Nuclear Iran… What Model?
Nuclear Iran… What Model?
Since March 11, the nuclear deal negotiations in Vienna between the P5+ Germany and Iran have been at an impasse as negotiators struggle to find a solution for what appears to be an unresolvable dispute. Removing the Iranian Revolutionary Guard Corps from the US sanctions and terrorism lists demands a brave political decision by Washington, one that the weak administration of US President Joe Biden cannot take just months away from the Midterms. Meanwhile, the Iranian regime cannot compromise on its backbone, as it has prioritized political considerations over technical questions despite the economic crisis that the country is undergoing.
So far, it seems that the secret negotiating teams have failed to reach a resolution acceptable to both parties (the Americans and Iranians). The odds of all the progress made during negotiations being eroded have thus increased, and some in Washington and Tehran have been hinting that announcing their failure is imminent. Both outcomes (going back to ground zero or failure) imply major repercussions on how the region and the world deal with Iran, which would no longer be constrained by lacking nuclear weapons. This prospect actually appeals to Iranian decision-makers. Comparing the gains of reaching an agreement with those of possessing nuclear weapons, they find the former is not sustainable, especially after their experiences with the Trump administration. Meanwhile, pulling out of the agreement and focusing on developing a nuclear bomb would allow, they believe, constitute a guarantee for the regime.
That raises the question of my colleague Nadim Koteich posed in his April 26 article for Asharq Al-Awsat; Does Iran genuinely Want to Revive the Nuclear Deal? He says: “The Iranians are growing increasingly convinced of going with North Korean mode over the model of Muammar Gaddafi, that is, that possession of a nuclear bomb, not handing over the capabilities of weapons of mass destruction, is what protects the regime.”
Iran’s acquisition of weapons of mass destruction, here, means acquiring mass protection capabilities. That is the option that North Korean President Kim Jong Il opted for when faced with a transitional phase domestically following the fall of the Soviet Union, which left the regime he had inherited from his father threatened with collapse. He rushed to develop a nuclear bomb that would enable him to consolidate his rule, to re-legitimize his regime and protect it from any external pressures exerted to destabilize it or bring it down. For Iran, the Libyan nuclear model failed to do those things.
Iran’s domestic political situation does not differ much from that which North Korea was facing. Geopolitics differences, however, render Iran’s room for maneuver more limited, which has raised doubts about its ability to keep the domestic situation under control, especially since the Iranian regime is going through two stages simultaneously: re-establishing itself and transitioning to “post-current-supreme-leader Iran.” The deep state of the regime- which has the IRGC as its political, military, and security apparatus and the Office of the Supreme Leader as its ideological cover- thus chose to go with a one-party system as a guarantor of its survival during a period of major regional and international changes that have forced Tehran to recalibrate its alliances and strengthen its geostrategic positions, especially after the Russo-Ukrainian war.
And so, the winds of change blowing in and around Iran leave it facing two options.

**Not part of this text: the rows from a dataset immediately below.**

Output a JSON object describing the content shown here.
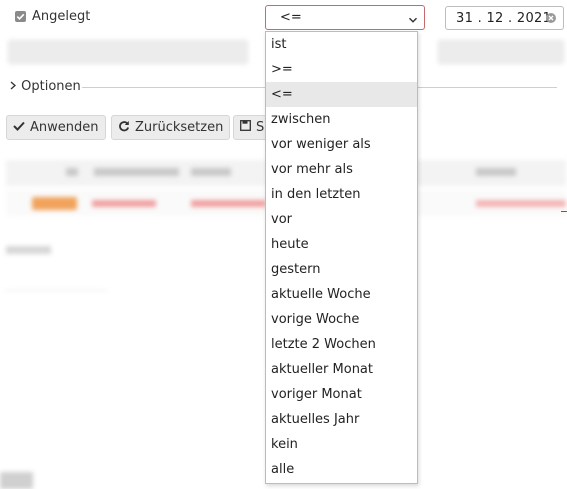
{
  "filter": {
    "field_label": "Angelegt",
    "operator_value": "<=",
    "date_value": "31 . 12 . 2021"
  },
  "options_section": {
    "label": "Optionen"
  },
  "toolbar": {
    "apply_label": "Anwenden",
    "reset_label": "Zurücksetzen",
    "save_label_partial": "S"
  },
  "dropdown": {
    "selected_index": 2,
    "options": [
      "ist",
      ">=",
      "<=",
      "zwischen",
      "vor weniger als",
      "vor mehr als",
      "in den letzten",
      "vor",
      "heute",
      "gestern",
      "aktuelle Woche",
      "vorige Woche",
      "letzte 2 Wochen",
      "aktueller Monat",
      "voriger Monat",
      "aktuelles Jahr",
      "kein",
      "alle"
    ]
  },
  "icons": {
    "checkbox": "checkbox-checked-icon",
    "chevron": "chevron-down-icon",
    "clear": "clear-circle-icon",
    "expander": "chevron-right-icon",
    "apply": "check-icon",
    "reset": "refresh-icon",
    "save": "floppy-icon"
  },
  "colors": {
    "select_border": "#c46a6a",
    "selected_option_bg": "#e8e8e8",
    "link_red": "#c0392b"
  }
}
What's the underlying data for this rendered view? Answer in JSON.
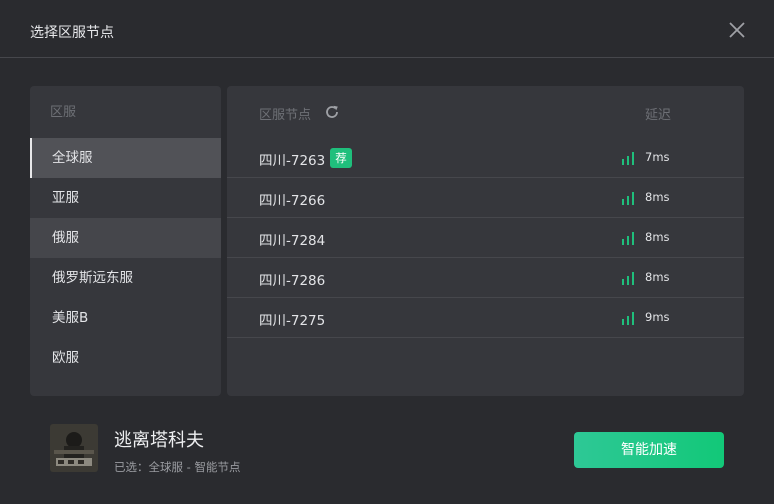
{
  "dialog": {
    "title": "选择区服节点"
  },
  "regions": {
    "header": "区服",
    "items": [
      {
        "label": "全球服",
        "state": "active"
      },
      {
        "label": "亚服",
        "state": ""
      },
      {
        "label": "俄服",
        "state": "hover"
      },
      {
        "label": "俄罗斯远东服",
        "state": ""
      },
      {
        "label": "美服B",
        "state": ""
      },
      {
        "label": "欧服",
        "state": ""
      }
    ]
  },
  "nodes": {
    "header": "区服节点",
    "latency_header": "延迟",
    "refresh_icon": "refresh-icon",
    "recommended_badge": "荐",
    "signal_color": "#1fbf7c",
    "items": [
      {
        "name": "四川-7263",
        "latency": "7ms",
        "recommended": true
      },
      {
        "name": "四川-7266",
        "latency": "8ms",
        "recommended": false
      },
      {
        "name": "四川-7284",
        "latency": "8ms",
        "recommended": false
      },
      {
        "name": "四川-7286",
        "latency": "8ms",
        "recommended": false
      },
      {
        "name": "四川-7275",
        "latency": "9ms",
        "recommended": false
      }
    ]
  },
  "game": {
    "name": "逃离塔科夫",
    "selection": "已选：全球服 - 智能节点"
  },
  "actions": {
    "accelerate_label": "智能加速"
  },
  "colors": {
    "background": "#2a2b2f",
    "panel": "#36373c",
    "accent": "#1fbf7c"
  }
}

Either it prepares to acclimatize in response to these global changes, which would require domestic changes that would have implications for its mode of governance, or it doubles down and integrates fully with the countries it considers allies (Russia and China). The latter option would require isolating the state and society like North Korea, which, unlike Iran, is helped by its geography and its population makeup. Meanwhile, Iran borders seven countries, and it cannot isolate its people from their neighbors, neither socially, ideologically or economically. It is also a culturally and ethnically diverse country, further raising the costs of adopting the Iranian model- so much so that doing so becomes untenable, which means it must search for another one… to be continued…